Sanctuary cities defy federal immigration authorities’ detainer requests, citing the reality that immigration is a federal responsibility and claiming the Feds can’t impose their responsibilities on local officers without their consent. Simply put, the performance of a federal job in immigration enforcement by state and local jurisdictions is voluntary.
But the Federal government can encourage local support of immigration enforcement by conditioning the receipt of certain federal funds on cooperation with immigration functions. ICE detainers are one of the primary means used to identify and remove criminal illegal aliens from the interior of the United States. But when local sanctuary policies obstruct or ignore detainer requests and release criminal aliens back into the community, the communities are anything but more safe as a result.
A Department of Justice’s (DOJ) analysis in October 2014 showed that between January 1 and August 31, 2014, ICE documented 8,145 declined detainers covering individuals in 276 counties in 43 states including the District of Columbia. Of the 8145 illegal immigrants for whom detainers were declined, more than 5000 (62%) were previously charged or convicted of a crime or presented some other safety concern. Almost 3000 had prior felony charges or convictions and almost 2000 had prior misdemeanor convictions or charges to include those related to violence, threats, assaults, sexual abuse and unlawful possession of firearm or other deadly weapon.
That’s 60% of the releasees known to have committed prior crimes. Of course another segment certainly did commit prior crimes but had yet to be identified or charged. An acceptable risk? Release policies that somehow make the community safer? Not at all.
Recidivism in the illegal immigrant community can be every bit as common as in the broader population. The DOJ report also found of those 8,145 releasees, 23% had a subsequent criminal arrest and were charged with 4,298 offenses in just the eight month period covered by the report.
The bigger picture is grimmer. A separate DOJ report on recidivism tracked over 400,000 prisoners released in 30 states in 2005 and followed for five years.
The report found more than two thirds of the prisoners were rearrested within three years of release and more than 75% were rearrested within five years. The 400,000-plus prisoners followed accounted for almost 1.2 million arrests. Translating that recidivism rate to released criminal illegal immigrants in the DOJ study suggests over 6200 would be rearrested within five years, responsible for more than 18,000 total arrests.
The DOJ detainer report documented egregious crimes committed by criminal illegal aliens on unsuspecting, law abiding people to include murder, child sexual abuse, rape, resisting an officer causing death or severe bodily injury and other serious crimes.

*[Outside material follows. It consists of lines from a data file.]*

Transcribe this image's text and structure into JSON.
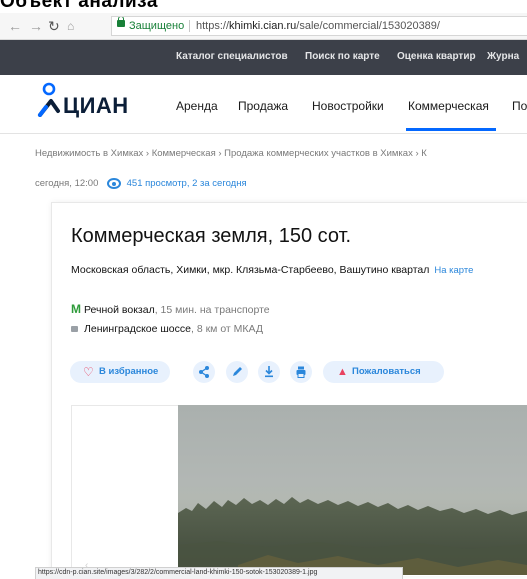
{
  "caption": "Объект анализа",
  "browser": {
    "secure_label": "Защищено",
    "url_prefix": "https://",
    "url_host": "khimki.cian.ru",
    "url_path": "/sale/commercial/153020389/"
  },
  "topbar": {
    "links": [
      "Каталог специалистов",
      "Поиск по карте",
      "Оценка квартир",
      "Журна"
    ]
  },
  "header": {
    "logo_text": "ЦИАН",
    "nav": [
      "Аренда",
      "Продажа",
      "Новостройки",
      "Коммерческая",
      "По"
    ],
    "active_nav": "Коммерческая",
    "accent_color": "#0468ff"
  },
  "breadcrumb": "Недвижимость в Химках  ›  Коммерческая  ›  Продажа коммерческих участков в Химках  ›  К",
  "meta": {
    "date": "сегодня, 12:00",
    "views": "451 просмотр, 2 за сегодня"
  },
  "listing": {
    "title": "Коммерческая земля, 150 сот.",
    "address": "Московская область, Химки, мкр. Клязьма-Старбеево, Вашутино квартал",
    "map_link": "На карте",
    "metro_name": "Речной вокзал",
    "metro_time": ", 15 мин. на транспорте",
    "highway_name": "Ленинградское шоссе",
    "highway_distance": ", 8 км от МКАД"
  },
  "actions": {
    "favorite_label": "В избранное",
    "share_icon": "share-icon",
    "edit_icon": "pencil-icon",
    "download_icon": "download-icon",
    "print_icon": "print-icon",
    "complain_label": "Пожаловаться"
  },
  "status_url": "https://cdn-p.cian.site/images/3/282/2/commercial-land-khimki-150-sotok-153020389-1.jpg"
}
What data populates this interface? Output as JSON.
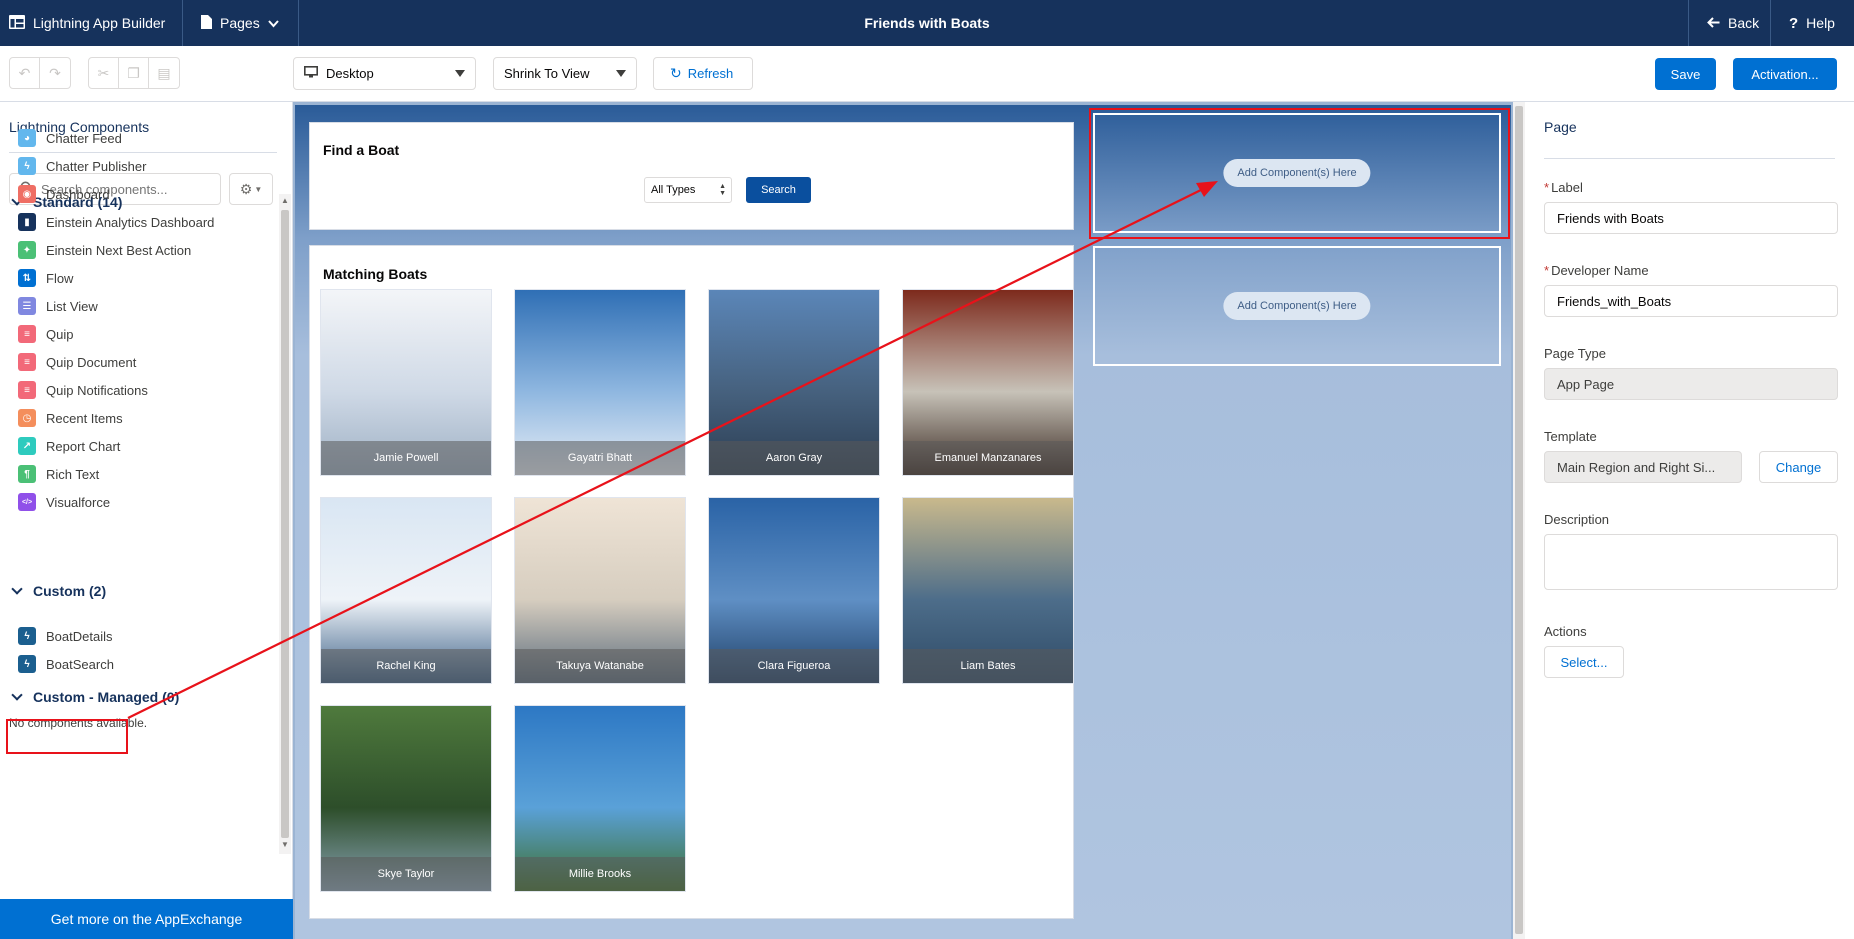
{
  "topbar": {
    "app_name": "Lightning App Builder",
    "pages_label": "Pages",
    "page_title": "Friends with Boats",
    "back_label": "Back",
    "help_label": "Help"
  },
  "toolbar": {
    "device_value": "Desktop",
    "view_value": "Shrink To View",
    "refresh_label": "Refresh",
    "save_label": "Save",
    "activation_label": "Activation..."
  },
  "left_panel": {
    "title": "Lightning Components",
    "search_placeholder": "Search components...",
    "standard": {
      "header": "Standard (14)",
      "items": [
        {
          "label": "Chatter Feed",
          "icon": "chatter-feed-icon",
          "color": "#62b7ed"
        },
        {
          "label": "Chatter Publisher",
          "icon": "lightning-bolt-icon",
          "color": "#62b7ed"
        },
        {
          "label": "Dashboard",
          "icon": "dashboard-icon",
          "color": "#ef6e64"
        },
        {
          "label": "Einstein Analytics Dashboard",
          "icon": "analytics-bars-icon",
          "color": "#16325c"
        },
        {
          "label": "Einstein Next Best Action",
          "icon": "next-best-action-icon",
          "color": "#4bc076"
        },
        {
          "label": "Flow",
          "icon": "flow-icon",
          "color": "#0070d2"
        },
        {
          "label": "List View",
          "icon": "list-view-icon",
          "color": "#8088e0"
        },
        {
          "label": "Quip",
          "icon": "quip-icon",
          "color": "#f26979"
        },
        {
          "label": "Quip Document",
          "icon": "quip-icon",
          "color": "#f26979"
        },
        {
          "label": "Quip Notifications",
          "icon": "quip-icon",
          "color": "#f26979"
        },
        {
          "label": "Recent Items",
          "icon": "clock-icon",
          "color": "#f48e5c"
        },
        {
          "label": "Report Chart",
          "icon": "report-chart-icon",
          "color": "#2ecbbe"
        },
        {
          "label": "Rich Text",
          "icon": "rich-text-icon",
          "color": "#4bc076"
        },
        {
          "label": "Visualforce",
          "icon": "code-icon",
          "color": "#9050e9"
        }
      ]
    },
    "custom": {
      "header": "Custom (2)",
      "items": [
        {
          "label": "BoatDetails",
          "icon": "lightning-bolt-icon",
          "color": "#1b5f8f"
        },
        {
          "label": "BoatSearch",
          "icon": "lightning-bolt-icon",
          "color": "#1b5f8f"
        }
      ]
    },
    "managed": {
      "header": "Custom - Managed (0)",
      "empty_text": "No components available."
    },
    "appexchange_label": "Get more on the AppExchange"
  },
  "canvas": {
    "find_card": {
      "title": "Find a Boat",
      "type_select": "All Types",
      "search_label": "Search"
    },
    "matching_card": {
      "title": "Matching Boats",
      "boats": [
        {
          "owner": "Jamie Powell"
        },
        {
          "owner": "Gayatri Bhatt"
        },
        {
          "owner": "Aaron Gray"
        },
        {
          "owner": "Emanuel Manzanares"
        },
        {
          "owner": "Rachel King"
        },
        {
          "owner": "Takuya Watanabe"
        },
        {
          "owner": "Clara Figueroa"
        },
        {
          "owner": "Liam Bates"
        },
        {
          "owner": "Skye Taylor"
        },
        {
          "owner": "Millie Brooks"
        }
      ]
    },
    "right_regions": {
      "top_add_label": "Add Component(s) Here",
      "bottom_add_label": "Add Component(s) Here"
    }
  },
  "right_panel": {
    "title": "Page",
    "label_field": {
      "label": "Label",
      "value": "Friends with Boats"
    },
    "dev_name_field": {
      "label": "Developer Name",
      "value": "Friends_with_Boats"
    },
    "page_type_field": {
      "label": "Page Type",
      "value": "App Page"
    },
    "template_field": {
      "label": "Template",
      "value": "Main Region and Right Si...",
      "change_label": "Change"
    },
    "description_label": "Description",
    "actions": {
      "label": "Actions",
      "select_label": "Select..."
    }
  },
  "colors": {
    "header_bg": "#16325c",
    "brand": "#0070d2",
    "annotation": "#e8121a"
  }
}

Criminal illegal aliens held in sanctuary city jails, including those with a litany of prior crimes, are being released into our communities. They will commit future crimes resulting in death, sexual assault, robbery, burglary and others. They will cause great physical and psychological harm to Americans and other illegal immigrants alike. The future crimes are preventable if communities wake up to their obligation to protect their own citizens first.
No family should suffer the same fate as Kate Steinle’s.
W. Stephen Thayer is an associate of the Law Enforcement Action Network, a former U.S Attorney and New Hampshire Supreme Court justice.